CAIRO (Reuters) - Egypt’s highest court has ordered a retrial of three jailed journalists working for Al Jazeera television, citing procedural flaws in last year’s trial, defense lawyers said on Thursday.
Australian Peter Greste, Canadian-Egyptian Mohamed Fahmy and Egyptian national Baher Mohamed were sentenced to seven to 10 years on charges including spreading lies to help a “terrorist organization” — a reference to the outlawed Muslim Brotherhood.
The trial was condemned by human rights groups and Western governments and prompted the United Nations to question Egypt’s judicial independence. The case has also contributed to tensions between Egypt and Qatar, where Al Jazeera is based.
The reporters’ imprisonment is a thorny issue for President Abdel Fattah al-Sisi as he seeks to prove his commitment to democratic reforms. He could pardon or deport them but has so far refused to intervene, citing the independent judiciary.
Relatives’ hopes the retrial decision would include an immediate release on bail for the men, held for over a year in the tough Tora Prison, were disappointed, but their lawyers can apply for bail at the first retrial hearing. Two defense attorneys said the new proceedings could begin within a month although the judge had not set a date.
“They will not be released until they appear before the new chamber, which will decide whether to release them or not,” said Mostafa Nagy, who represents Greste and Mohamed.
The journalists say they were simply reporting the news when arrested in December 2013.
Greste’s parents, grim-faced, left quickly after the hearing at the High Court in Cairo. “We need some time to process. It’s not as positive as we had hoped,” his mother, Lois, said.
Australian ambassador Ralph King, accompanying them, told reporters: “Journalists should not be imprisoned for doing their job. I hope this trial will be fair and transparent.”
In a statement, Al Jazeera reiterated its position that the trial was flawed and demanded the release of its journalists.
“The Egyptian authorities have a simple choice — free these men quickly or continue to string this out, all the while continuing this injustice and harming the image of their own country in the eyes of the world. They should choose the former,” the TV channel said.
Human rights groups say repression has been growing in Egypt — a strategic U.S. ally — since then army chief Sisi toppled elected President Mohamed Mursi of the Muslim Brotherhood in July 2013 following mass protests against his rule.
Many Egyptians see Al Jazeera as a force determined to destabilize the country, a view that has been encouraged in the local media, which has labeled the journalists “The Marriott Cell” because they worked from a hotel of the U.S.-based chain.

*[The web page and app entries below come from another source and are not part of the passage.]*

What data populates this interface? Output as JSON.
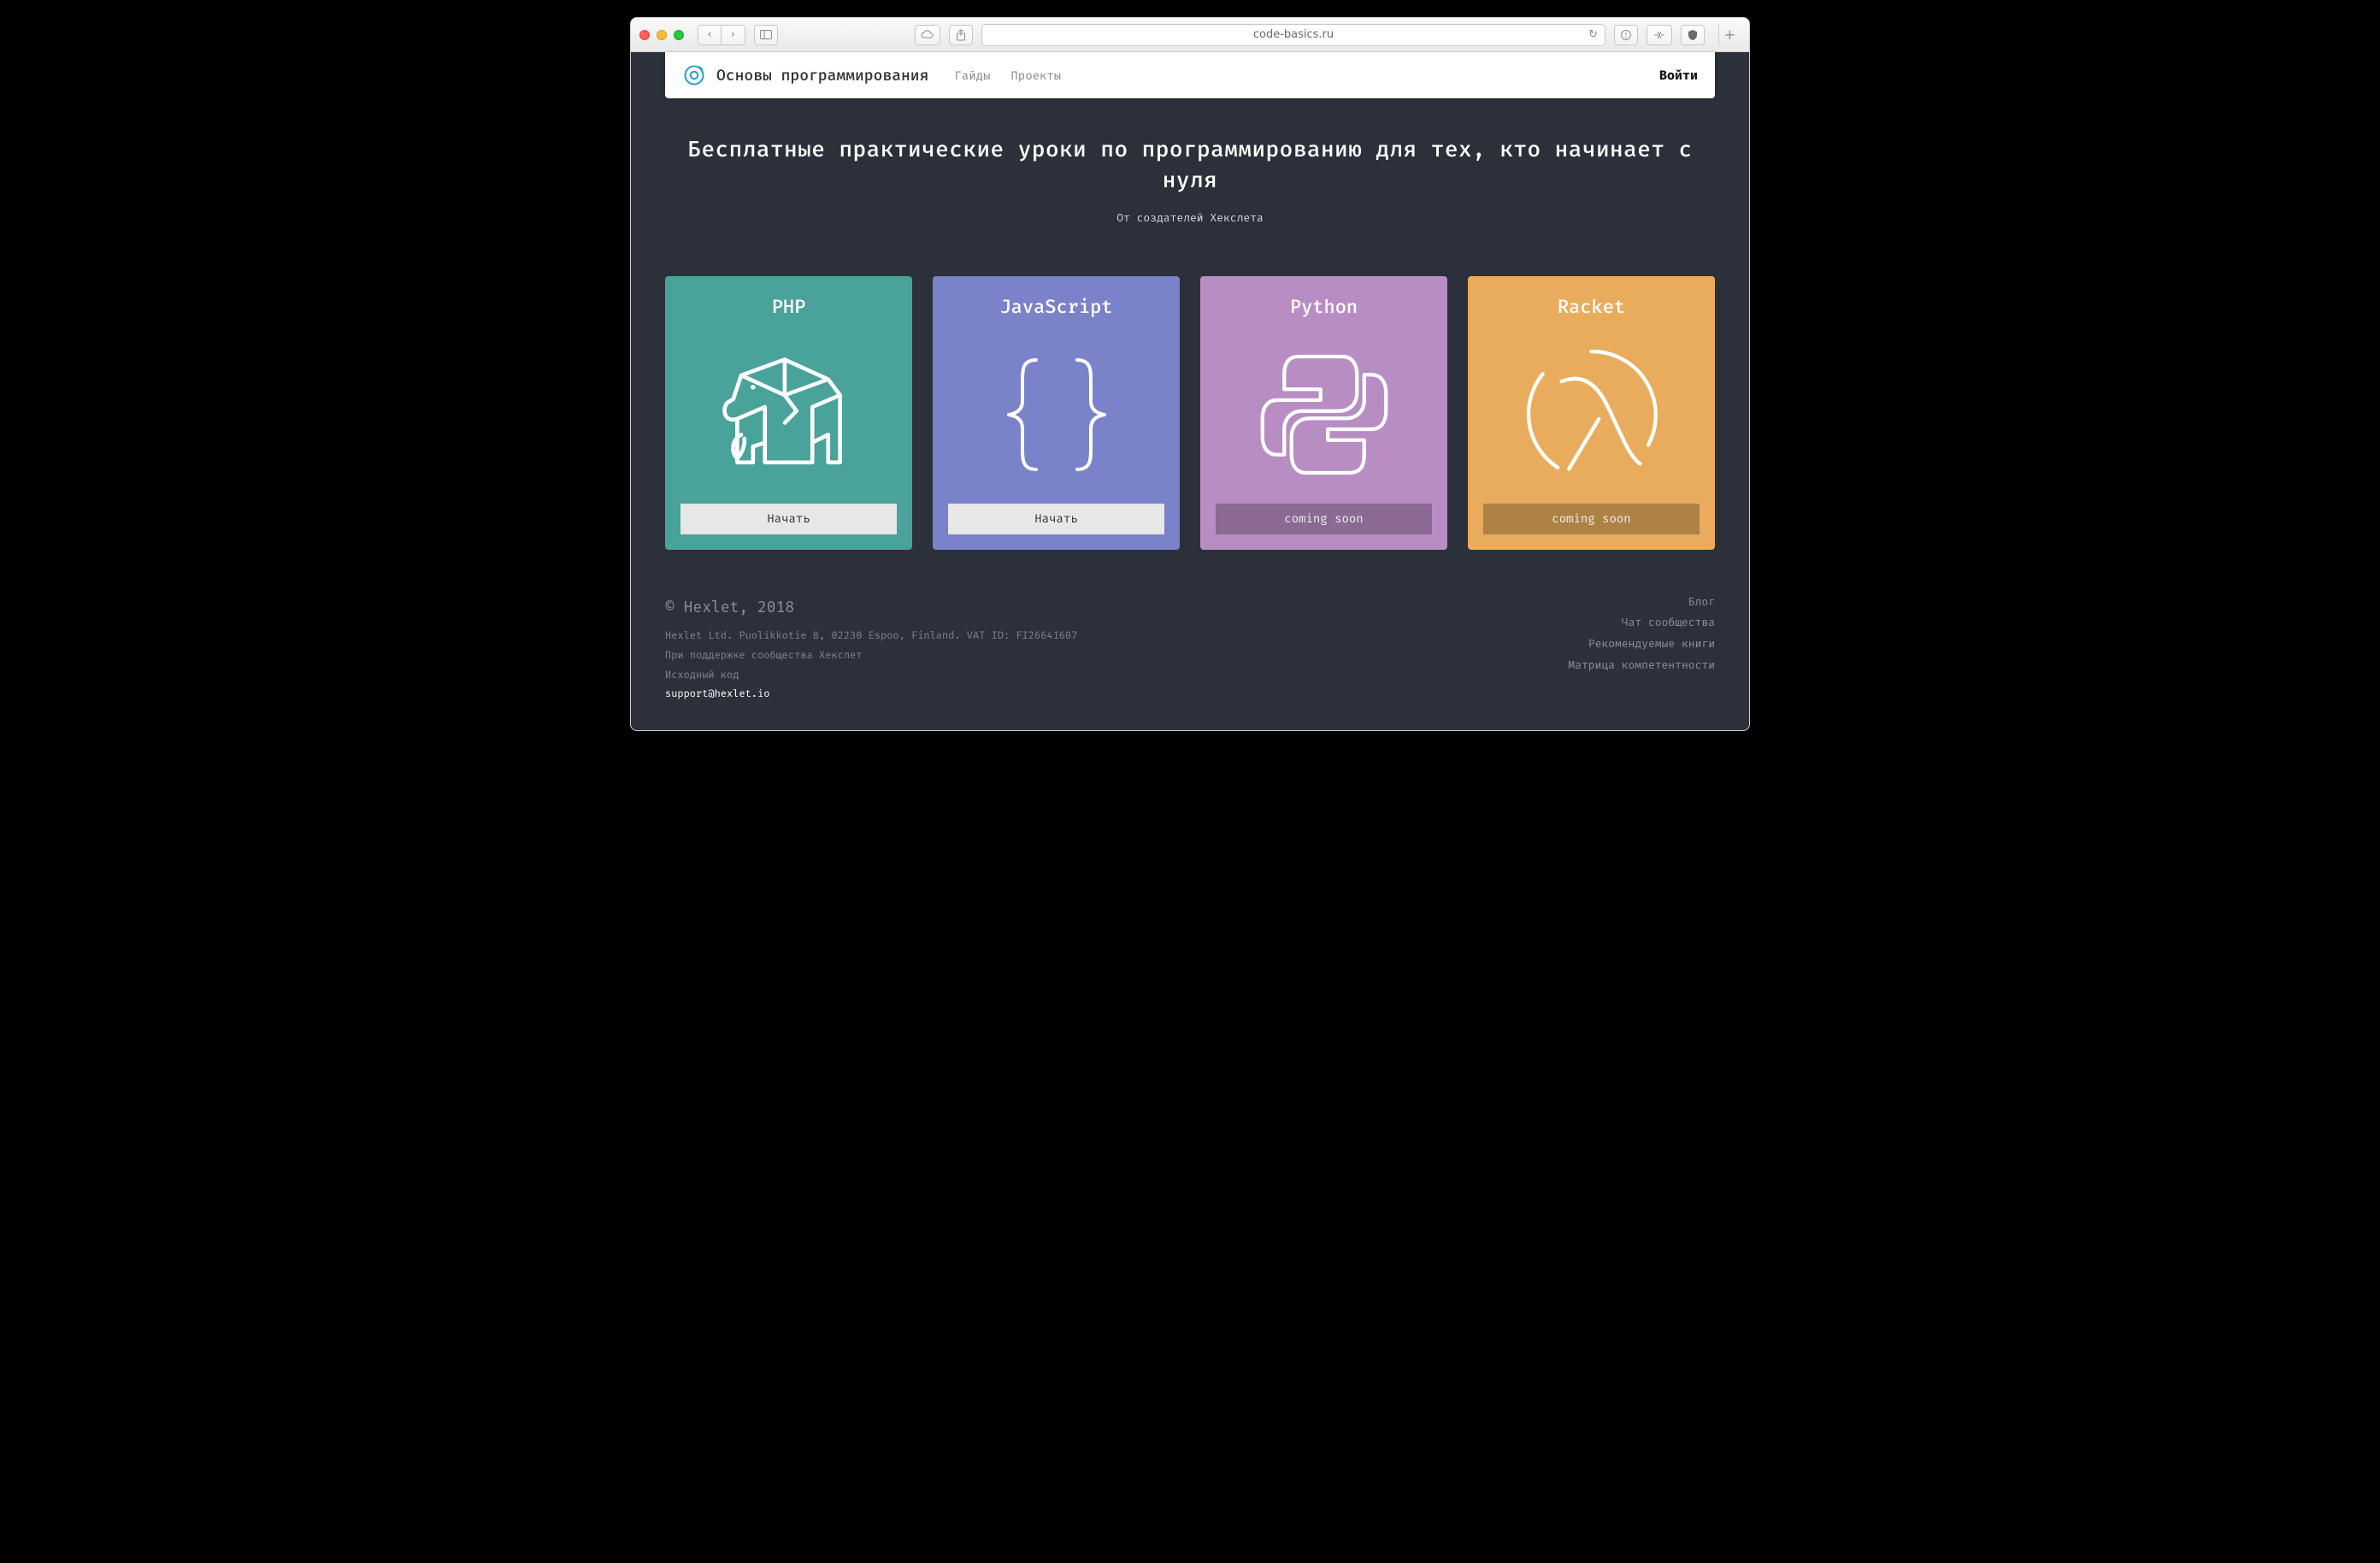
{
  "browser": {
    "url": "code-basics.ru"
  },
  "nav": {
    "brand": "Основы программирования",
    "menu": {
      "guides": "Гайды",
      "projects": "Проекты"
    },
    "login": "Войти"
  },
  "hero": {
    "title": "Бесплатные практические уроки по программированию для тех, кто начинает с нуля",
    "subtitle": "От создателей Хекслета"
  },
  "cards": {
    "php": {
      "title": "PHP",
      "cta": "Начать"
    },
    "js": {
      "title": "JavaScript",
      "cta": "Начать"
    },
    "python": {
      "title": "Python",
      "cta": "coming soon"
    },
    "racket": {
      "title": "Racket",
      "cta": "coming soon"
    }
  },
  "footer": {
    "copyright": "© Hexlet, 2018",
    "address": "Hexlet Ltd. Puolikkotie 8, 02230 Espoo, Finland. VAT ID: FI26641607",
    "support": "При поддержке сообщества Хекслет",
    "source": "Исходный код",
    "email": "support@hexlet.io",
    "links": {
      "blog": "Блог",
      "chat": "Чат сообщества",
      "books": "Рекомендуемые книги",
      "matrix": "Матрица компетентности"
    }
  }
}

Mursi’s ouster soured ties between Egypt and Qatar, which backed the Brotherhood. But recent Saudi-led efforts to repair relations had raised hopes the journalists might be freed.
“I hope relations keep getting better (between Qatar and Egypt) for those poor, innocent journalists who got stuck in the middle,” Fahmy’s brother Adel said at the court.
Fahmy’s fiance, Marwa Omara, told reporters before the court ruling that she expected a political solution to end the journalists’ imprisonment, not a legal one.
Rights groups accuse courts of deepening a crackdown on dissent in Egypt, which has suffered from political turmoil since an uprising toppled autocrat Hosni Mubarak in 2011.
While judges have handed down harsh sentences, including the death penalty, against Islamists, members of the old political elite are slowly being freed.
In November, a case against Mubarak over the killing of protesters in the 2011 uprising was dropped, dimming hopes that the end of his 30-year rule would bring a new era of openness.
Additional reporting by Mahmoud Mourad; Writing by Michael Georgy; Editing by Catherine Evans